Data entries:
::::::

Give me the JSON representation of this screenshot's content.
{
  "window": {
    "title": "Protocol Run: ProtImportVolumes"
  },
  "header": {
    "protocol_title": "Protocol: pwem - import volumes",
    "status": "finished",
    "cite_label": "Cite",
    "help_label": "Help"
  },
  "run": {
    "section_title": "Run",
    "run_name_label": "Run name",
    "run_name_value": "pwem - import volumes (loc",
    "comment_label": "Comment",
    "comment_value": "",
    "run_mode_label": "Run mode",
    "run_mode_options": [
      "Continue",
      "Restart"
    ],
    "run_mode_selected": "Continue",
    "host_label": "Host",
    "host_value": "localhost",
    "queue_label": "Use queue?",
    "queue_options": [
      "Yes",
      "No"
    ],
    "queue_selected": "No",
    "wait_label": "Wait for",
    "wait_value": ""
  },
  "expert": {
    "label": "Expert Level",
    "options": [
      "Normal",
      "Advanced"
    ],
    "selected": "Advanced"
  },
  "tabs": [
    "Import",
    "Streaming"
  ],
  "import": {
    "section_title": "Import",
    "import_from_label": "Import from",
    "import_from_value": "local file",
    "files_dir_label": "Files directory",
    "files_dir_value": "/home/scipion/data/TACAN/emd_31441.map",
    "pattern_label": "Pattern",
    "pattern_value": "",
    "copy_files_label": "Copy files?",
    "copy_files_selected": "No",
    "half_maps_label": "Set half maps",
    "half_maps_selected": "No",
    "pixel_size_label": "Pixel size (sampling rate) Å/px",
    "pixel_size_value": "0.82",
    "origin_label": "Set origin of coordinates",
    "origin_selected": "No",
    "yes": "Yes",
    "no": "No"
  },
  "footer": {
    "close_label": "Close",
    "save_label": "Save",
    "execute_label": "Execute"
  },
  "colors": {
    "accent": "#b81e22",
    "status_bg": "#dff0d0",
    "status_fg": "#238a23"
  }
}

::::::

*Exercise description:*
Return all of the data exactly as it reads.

*Task result:*
Give me the JSON representation of this screenshot's content.
{
  "window": {
    "title": "Protocol Run: ProtImportVolumes"
  },
  "header": {
    "protocol_title": "Protocol: pwem - import volumes",
    "status": "finished",
    "cite_label": "Cite",
    "help_label": "Help"
  },
  "run": {
    "section_title": "Run",
    "run_name_label": "Run name",
    "run_name_value": "pwem - import volumes (loc",
    "comment_label": "Comment",
    "comment_value": "",
    "run_mode_label": "Run mode",
    "run_mode_options": [
      "Continue",
      "Restart"
    ],
    "run_mode_selected": "Continue",
    "host_label": "Host",
    "host_value": "localhost",
    "queue_label": "Use queue?",
    "queue_options": [
      "Yes",
      "No"
    ],
    "queue_selected": "No",
    "wait_label": "Wait for",
    "wait_value": ""
  },
  "expert": {
    "label": "Expert Level",
    "options": [
      "Normal",
      "Advanced"
    ],
    "selected": "Advanced"
  },
  "tabs": [
    "Import",
    "Streaming"
  ],
  "import": {
    "section_title": "Import",
    "import_from_label": "Import from",
    "import_from_value": "local file",
    "files_dir_label": "Files directory",
    "files_dir_value": "/home/scipion/data/TACAN/emd_31441.map",
    "pattern_label": "Pattern",
    "pattern_value": "",
    "copy_files_label": "Copy files?",
    "copy_files_selected": "No",
    "half_maps_label": "Set half maps",
    "half_maps_selected": "No",
    "pixel_size_label": "Pixel size (sampling rate) Å/px",
    "pixel_size_value": "0.82",
    "origin_label": "Set origin of coordinates",
    "origin_selected": "No",
    "yes": "Yes",
    "no": "No"
  },
  "footer": {
    "close_label": "Close",
    "save_label": "Save",
    "execute_label": "Execute"
  },
  "colors": {
    "accent": "#b81e22",
    "status_bg": "#dff0d0",
    "status_fg": "#238a23"
  }
}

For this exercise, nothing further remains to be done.